LAKE Macquarie City Council plans to cut red tape and remove roadblocks to development in an effort to ease mounting housing pressure across its suburbs.
A proposal to change the council's planning controls could clear the way for infill housing close to the city's business centres, unlock development in medium density residential areas and provide more housing diversity across 27 suburbs.
CoreLogic data from September 2023 revealed the number of new builds have fallen, building costs have risen and vacancy rates sit at around one per cent across the city, all while rental and housing prices continue to climb.
Just last week, the National Regional Housing Summit in Canberra put solutions to support the region's burgeoning communities under the microscope.
Master Builders Australia (MBA) chief executive Denita Wawn said all levels of government need to work together to remove the biggest roadblocks to regional growth - zoning, planning and integrated land use.
"As regional communities grow into bigger hubs of activity, the type of housing on offer needs to satisfy the needs of everyone in that community. It's not always about building out but building up with appropriate infrastructure and services in place," she said.
"However, the industry's capacity needs to be bolstered in the regions to ensure supply can keep up with demand.
"Governments need to look at how we can ensure the regions are an attractive place for businesses to expand in to and workers to move to."
By 2036, couples without children and single occupants will account for almost half of all households in Lake Macquarie.

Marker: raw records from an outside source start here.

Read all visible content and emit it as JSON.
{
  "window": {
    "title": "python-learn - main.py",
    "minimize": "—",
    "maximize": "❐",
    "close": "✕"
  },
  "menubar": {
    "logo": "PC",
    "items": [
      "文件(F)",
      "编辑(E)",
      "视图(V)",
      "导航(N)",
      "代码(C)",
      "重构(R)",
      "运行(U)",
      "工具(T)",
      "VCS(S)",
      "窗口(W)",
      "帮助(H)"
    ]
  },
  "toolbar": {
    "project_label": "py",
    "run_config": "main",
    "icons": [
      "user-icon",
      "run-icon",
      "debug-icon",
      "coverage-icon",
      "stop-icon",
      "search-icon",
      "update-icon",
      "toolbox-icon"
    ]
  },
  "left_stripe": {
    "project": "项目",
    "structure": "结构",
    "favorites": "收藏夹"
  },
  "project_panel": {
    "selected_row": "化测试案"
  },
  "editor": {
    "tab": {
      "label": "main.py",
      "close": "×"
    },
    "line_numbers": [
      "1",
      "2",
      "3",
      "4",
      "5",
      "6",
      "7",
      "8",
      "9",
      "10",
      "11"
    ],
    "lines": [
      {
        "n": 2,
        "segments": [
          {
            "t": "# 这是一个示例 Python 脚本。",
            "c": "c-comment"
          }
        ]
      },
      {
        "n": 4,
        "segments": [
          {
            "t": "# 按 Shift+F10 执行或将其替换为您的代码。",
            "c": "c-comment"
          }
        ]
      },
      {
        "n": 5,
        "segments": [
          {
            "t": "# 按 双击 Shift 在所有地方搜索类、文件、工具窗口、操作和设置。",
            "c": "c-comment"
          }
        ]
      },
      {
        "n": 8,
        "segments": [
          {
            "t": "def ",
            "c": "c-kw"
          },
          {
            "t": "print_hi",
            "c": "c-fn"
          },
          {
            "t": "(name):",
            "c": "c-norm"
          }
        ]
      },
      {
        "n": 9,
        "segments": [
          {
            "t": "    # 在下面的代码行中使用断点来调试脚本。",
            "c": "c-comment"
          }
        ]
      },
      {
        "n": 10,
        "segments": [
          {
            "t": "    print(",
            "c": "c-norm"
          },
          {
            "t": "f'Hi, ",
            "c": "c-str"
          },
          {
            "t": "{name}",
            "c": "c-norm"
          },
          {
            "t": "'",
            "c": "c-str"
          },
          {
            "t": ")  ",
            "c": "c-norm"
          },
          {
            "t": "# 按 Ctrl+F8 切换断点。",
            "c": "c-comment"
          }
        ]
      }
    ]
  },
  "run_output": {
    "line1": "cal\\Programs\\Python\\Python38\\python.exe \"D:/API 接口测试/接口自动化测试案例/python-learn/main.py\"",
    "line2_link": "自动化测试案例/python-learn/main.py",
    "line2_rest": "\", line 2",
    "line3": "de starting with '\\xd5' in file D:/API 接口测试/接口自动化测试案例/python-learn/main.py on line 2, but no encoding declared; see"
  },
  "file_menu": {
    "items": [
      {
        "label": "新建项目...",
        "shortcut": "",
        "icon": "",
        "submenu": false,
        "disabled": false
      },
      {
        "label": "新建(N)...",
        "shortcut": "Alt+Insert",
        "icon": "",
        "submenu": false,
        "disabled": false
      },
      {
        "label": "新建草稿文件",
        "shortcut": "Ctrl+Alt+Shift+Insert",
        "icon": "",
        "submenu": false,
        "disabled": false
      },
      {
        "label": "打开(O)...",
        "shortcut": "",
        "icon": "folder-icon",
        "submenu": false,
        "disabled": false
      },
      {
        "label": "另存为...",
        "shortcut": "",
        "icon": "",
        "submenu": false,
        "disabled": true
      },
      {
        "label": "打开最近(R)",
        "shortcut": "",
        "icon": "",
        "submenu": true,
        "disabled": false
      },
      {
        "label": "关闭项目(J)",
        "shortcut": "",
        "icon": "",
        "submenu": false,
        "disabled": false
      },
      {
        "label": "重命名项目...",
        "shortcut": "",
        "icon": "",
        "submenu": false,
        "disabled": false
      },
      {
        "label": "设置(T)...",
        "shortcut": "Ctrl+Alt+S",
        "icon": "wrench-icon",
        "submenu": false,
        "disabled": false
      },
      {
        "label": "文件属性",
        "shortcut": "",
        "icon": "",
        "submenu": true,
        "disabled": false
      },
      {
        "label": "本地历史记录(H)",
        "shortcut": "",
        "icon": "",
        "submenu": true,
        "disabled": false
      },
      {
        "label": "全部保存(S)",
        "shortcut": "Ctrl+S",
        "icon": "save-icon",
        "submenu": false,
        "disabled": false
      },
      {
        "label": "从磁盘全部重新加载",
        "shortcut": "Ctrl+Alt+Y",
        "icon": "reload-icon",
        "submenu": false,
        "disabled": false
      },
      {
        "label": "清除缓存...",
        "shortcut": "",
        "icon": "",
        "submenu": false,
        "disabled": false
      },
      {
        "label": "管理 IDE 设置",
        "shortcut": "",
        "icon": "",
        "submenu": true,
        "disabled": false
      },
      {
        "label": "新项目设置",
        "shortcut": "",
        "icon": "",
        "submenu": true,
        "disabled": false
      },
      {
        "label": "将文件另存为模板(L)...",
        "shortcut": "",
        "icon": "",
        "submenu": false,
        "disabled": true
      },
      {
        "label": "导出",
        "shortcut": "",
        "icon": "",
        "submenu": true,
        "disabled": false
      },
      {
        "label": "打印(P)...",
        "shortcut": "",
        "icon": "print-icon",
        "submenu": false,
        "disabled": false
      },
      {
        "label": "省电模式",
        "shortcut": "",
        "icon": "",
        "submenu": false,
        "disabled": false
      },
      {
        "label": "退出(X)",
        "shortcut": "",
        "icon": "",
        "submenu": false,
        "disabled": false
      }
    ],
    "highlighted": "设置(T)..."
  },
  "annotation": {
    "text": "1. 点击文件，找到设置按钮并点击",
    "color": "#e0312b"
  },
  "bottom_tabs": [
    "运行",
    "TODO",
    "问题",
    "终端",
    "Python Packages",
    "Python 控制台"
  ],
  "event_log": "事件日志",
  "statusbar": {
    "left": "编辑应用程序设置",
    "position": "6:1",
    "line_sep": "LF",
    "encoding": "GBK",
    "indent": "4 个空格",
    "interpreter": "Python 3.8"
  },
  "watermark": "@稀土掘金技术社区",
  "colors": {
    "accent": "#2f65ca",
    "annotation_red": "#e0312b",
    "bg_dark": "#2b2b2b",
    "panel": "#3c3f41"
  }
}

According to the council, that trend suggests a demand for smaller dwellings, despite its housing supply being "heavily biased" towards detached dwellings at 84 per cent.
"Lake Macquarie needs to increase the diversity and choice in the types of housing available to ensure housing supply caters for the needs of changing demographics into the future, and ensures we have affordable housing options," a report to councillors for tonight's meeting said.
Last year, the council got a letter from Minister for Planning and Public Spaces Paul Scully urging it to look at its policy settings to see how it could grow the number of homes in the city.
Changes to Lake Macquarie's controls stem from its overarching Housing Strategy, which is consistent with the state government's focus on a more flexible planning system designed to combat the housing crisis.
As part of that strategy, the council did research into the housing market, livability and affordability to understand the city's housing needs.
It found a demand for infill housing and increased housing diversity close to jobs and services.
The council's proposal would allow for smaller homes, which it argues will offer more choice and improve affordability.
In medium density residential zones and some business zones close to CBDs, the current ten metre height limit would be raised to enable three-storey developments.
While in Charlestown, Windale and Toronto it could allow four to five-storey residential builds.
The changes would permit dual occupancies in some areas and make exceptions to minimum lot sizes for some developments to allow subdivision supported by 'sound design' below 200 square metres.
Boundaries of some medium density residential zones would be expanded to "better support town centres in a sensitive, practical way".
It would also allow for attached dwellings, multi-dwelling housing and flats in low density residential zones.
The plans went on public exhibition in 2021 and received 304 submissions, 241 of which opposed the proposal or elements of it.
Locals raised a number of issues, including the need for infrastructure to support development, concerns about the height of buildings and changes to the character of a suburb as well as an increase in traffic and need for public transport.
The council will vote on the proposal at tonight's meeting.